- _Problem details_
Only the records, exactly as written, belong in the answer; pictures do not.

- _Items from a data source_
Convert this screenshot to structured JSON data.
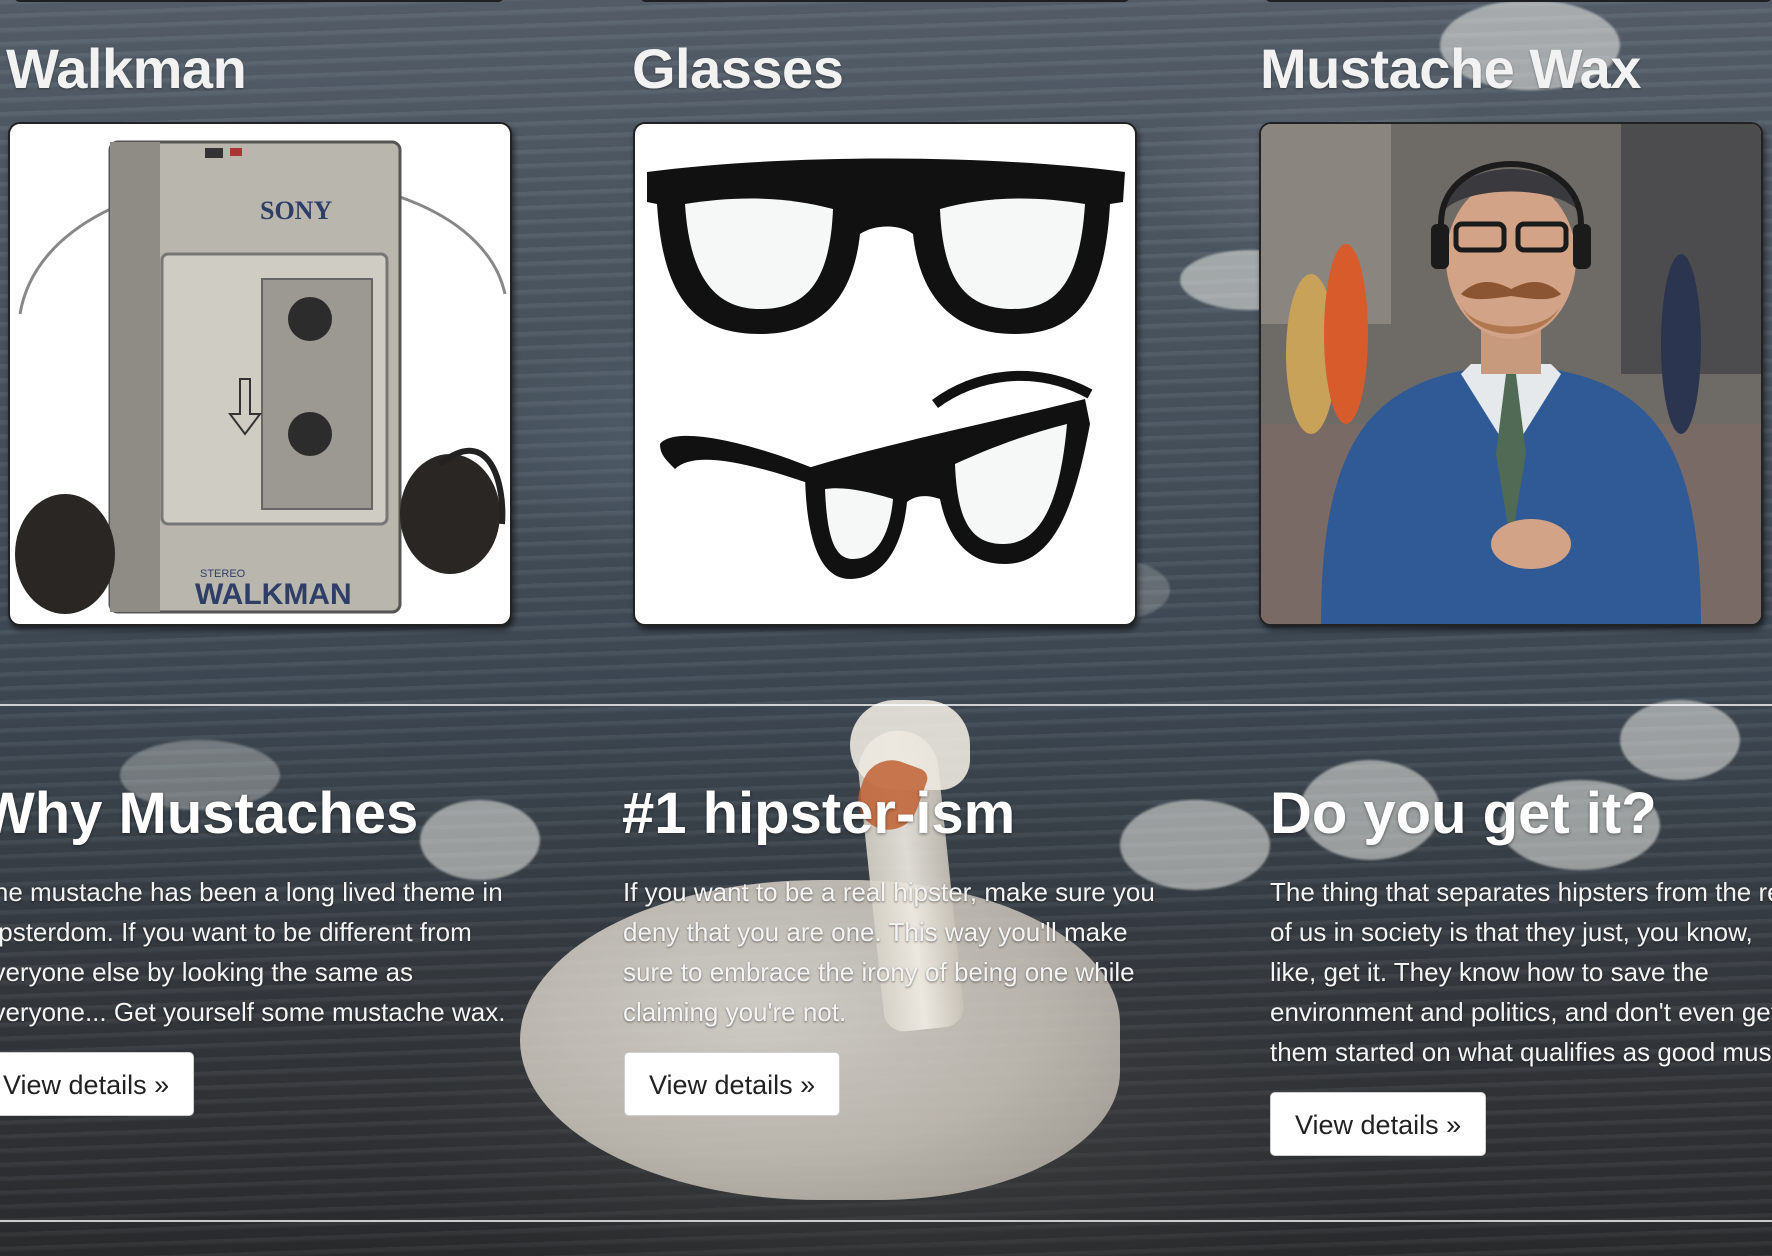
{
  "products": [
    {
      "title": "Walkman",
      "image": "walkman-image",
      "brand": "SONY",
      "model": "WALKMAN",
      "model_sub": "STEREO"
    },
    {
      "title": "Glasses",
      "image": "glasses-image"
    },
    {
      "title": "Mustache Wax",
      "image": "mustache-man-image"
    }
  ],
  "features": [
    {
      "title": "Why Mustaches",
      "lines": [
        "The mustache has been a long lived theme in",
        "hipsterdom. If you want to be different from",
        "everyone else by looking the same as",
        "everyone... Get yourself some mustache wax."
      ],
      "button": "View details »"
    },
    {
      "title": "#1 hipster-ism",
      "lines": [
        "If you want to be a real hipster, make sure you",
        "deny that you are one. This way you'll make",
        "sure to embrace the irony of being one while",
        "claiming you're not."
      ],
      "button": "View details »"
    },
    {
      "title": "Do you get it?",
      "lines": [
        "The thing that separates hipsters from the rest",
        "of us in society is that they just, you know,",
        "like, get it. They know how to save the",
        "environment and politics, and don't even get",
        "them started on what qualifies as good music."
      ],
      "button": "View details »"
    }
  ]
}
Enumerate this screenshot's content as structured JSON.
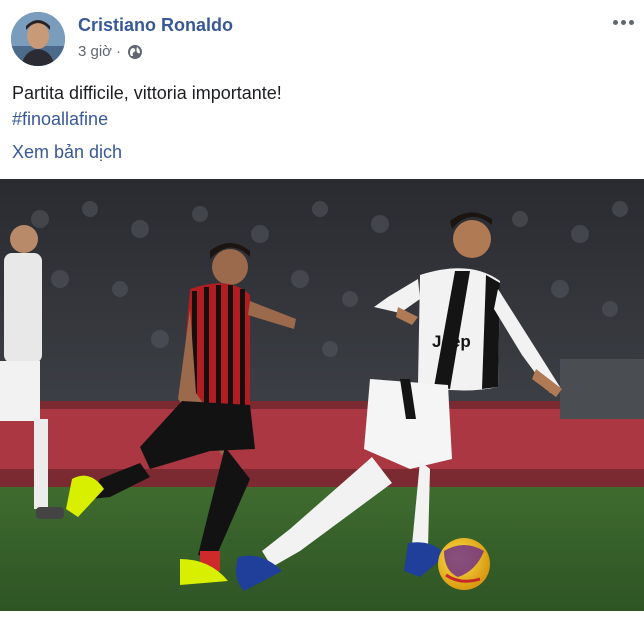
{
  "post": {
    "author": {
      "name": "Cristiano Ronaldo",
      "avatar_icon": "profile-photo"
    },
    "meta": {
      "timestamp": "3 giờ",
      "separator": "·",
      "privacy_icon": "globe-icon"
    },
    "menu_icon": "more-options-icon",
    "caption": {
      "text": "Partita difficile, vittoria importante!",
      "hashtag": "#finoallafine"
    },
    "translate_label": "Xem bản dịch",
    "photo": {
      "description_icon": "football-match-photo",
      "ad_text": "Jeep"
    },
    "colors": {
      "link": "#385898",
      "text": "#1c1e21",
      "meta": "#606770"
    }
  }
}
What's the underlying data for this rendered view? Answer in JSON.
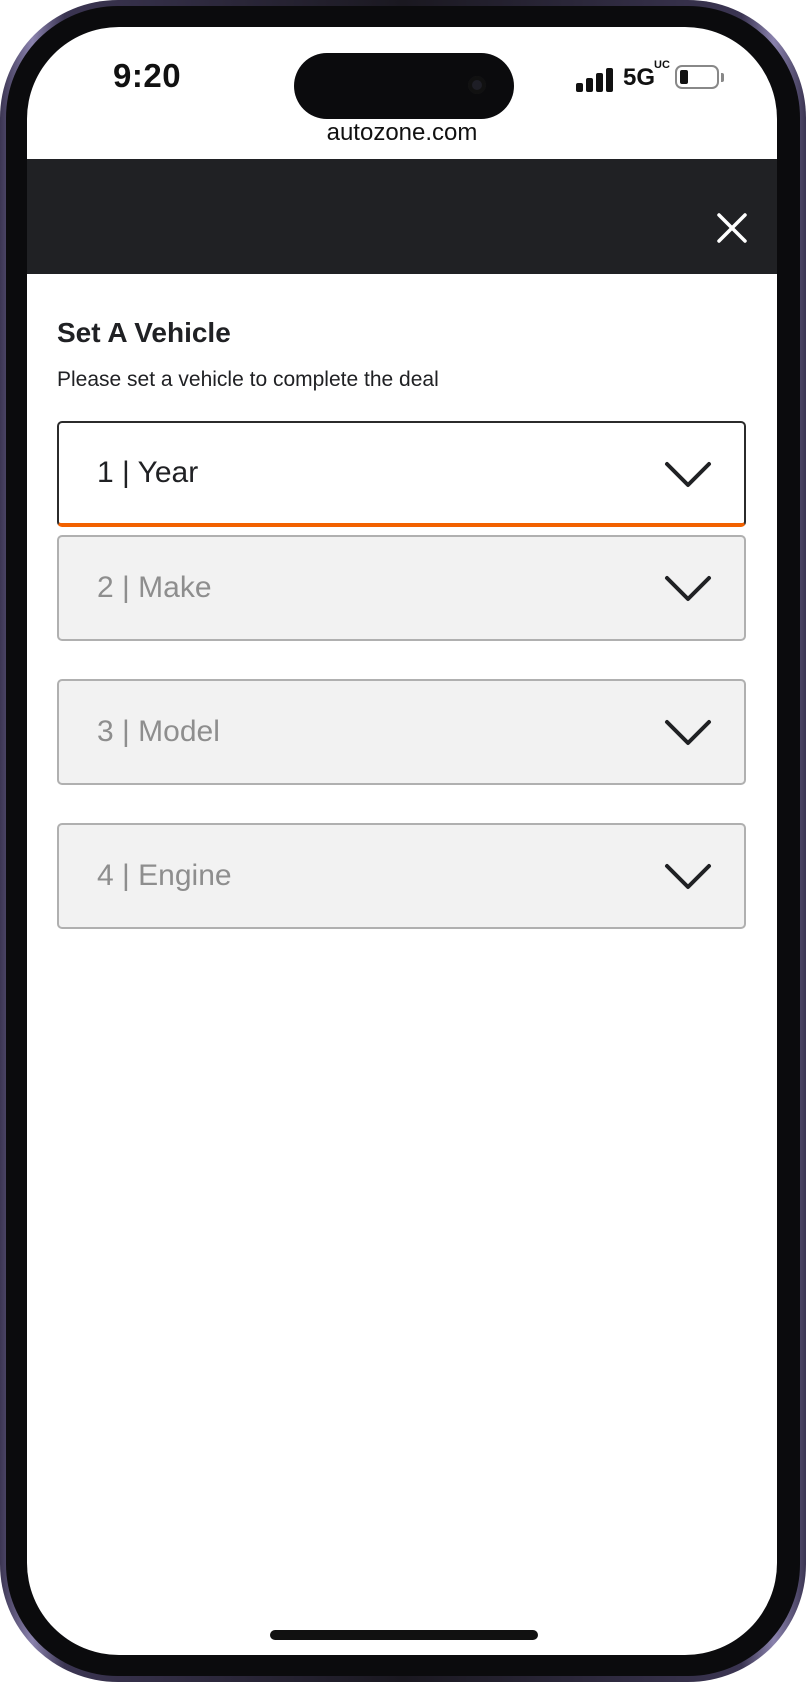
{
  "status_bar": {
    "time": "9:20",
    "network": "5G",
    "network_badge": "UC",
    "battery_icon": "battery-low-icon"
  },
  "browser": {
    "url": "autozone.com"
  },
  "modal": {
    "close_icon": "close-icon",
    "title": "Set A Vehicle",
    "subtitle": "Please set a vehicle to complete the deal",
    "selects": [
      {
        "label": "1 | Year",
        "state": "active"
      },
      {
        "label": "2 | Make",
        "state": "disabled"
      },
      {
        "label": "3 | Model",
        "state": "disabled"
      },
      {
        "label": "4 | Engine",
        "state": "disabled"
      }
    ]
  },
  "colors": {
    "header_bg": "#202124",
    "accent": "#f26100",
    "disabled_bg": "#f2f2f2"
  }
}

- _Solution_
Convert this screenshot to structured JSON data.
{
  "products": [
    {
      "title": "Walkman",
      "image": "walkman-image",
      "brand": "SONY",
      "model": "WALKMAN",
      "model_sub": "STEREO"
    },
    {
      "title": "Glasses",
      "image": "glasses-image"
    },
    {
      "title": "Mustache Wax",
      "image": "mustache-man-image"
    }
  ],
  "features": [
    {
      "title": "Why Mustaches",
      "lines": [
        "The mustache has been a long lived theme in",
        "hipsterdom. If you want to be different from",
        "everyone else by looking the same as",
        "everyone... Get yourself some mustache wax."
      ],
      "button": "View details »"
    },
    {
      "title": "#1 hipster-ism",
      "lines": [
        "If you want to be a real hipster, make sure you",
        "deny that you are one. This way you'll make",
        "sure to embrace the irony of being one while",
        "claiming you're not."
      ],
      "button": "View details »"
    },
    {
      "title": "Do you get it?",
      "lines": [
        "The thing that separates hipsters from the rest",
        "of us in society is that they just, you know,",
        "like, get it. They know how to save the",
        "environment and politics, and don't even get",
        "them started on what qualifies as good music."
      ],
      "button": "View details »"
    }
  ]
}
Enumerate this screenshot's content as structured JSON.
{
  "post": {
    "author": {
      "name": "Cristiano Ronaldo",
      "avatar_icon": "profile-photo"
    },
    "meta": {
      "timestamp": "3 giờ",
      "separator": "·",
      "privacy_icon": "globe-icon"
    },
    "menu_icon": "more-options-icon",
    "caption": {
      "text": "Partita difficile, vittoria importante!",
      "hashtag": "#finoallafine"
    },
    "translate_label": "Xem bản dịch",
    "photo": {
      "description_icon": "football-match-photo",
      "ad_text": "Jeep"
    },
    "colors": {
      "link": "#385898",
      "text": "#1c1e21",
      "meta": "#606770"
    }
  }
}
What's the underlying data for this rendered view? Answer in JSON.
{
  "status_bar": {
    "time": "9:20",
    "network": "5G",
    "network_badge": "UC",
    "battery_icon": "battery-low-icon"
  },
  "browser": {
    "url": "autozone.com"
  },
  "modal": {
    "close_icon": "close-icon",
    "title": "Set A Vehicle",
    "subtitle": "Please set a vehicle to complete the deal",
    "selects": [
      {
        "label": "1 | Year",
        "state": "active"
      },
      {
        "label": "2 | Make",
        "state": "disabled"
      },
      {
        "label": "3 | Model",
        "state": "disabled"
      },
      {
        "label": "4 | Engine",
        "state": "disabled"
      }
    ]
  },
  "colors": {
    "header_bg": "#202124",
    "accent": "#f26100",
    "disabled_bg": "#f2f2f2"
  }
}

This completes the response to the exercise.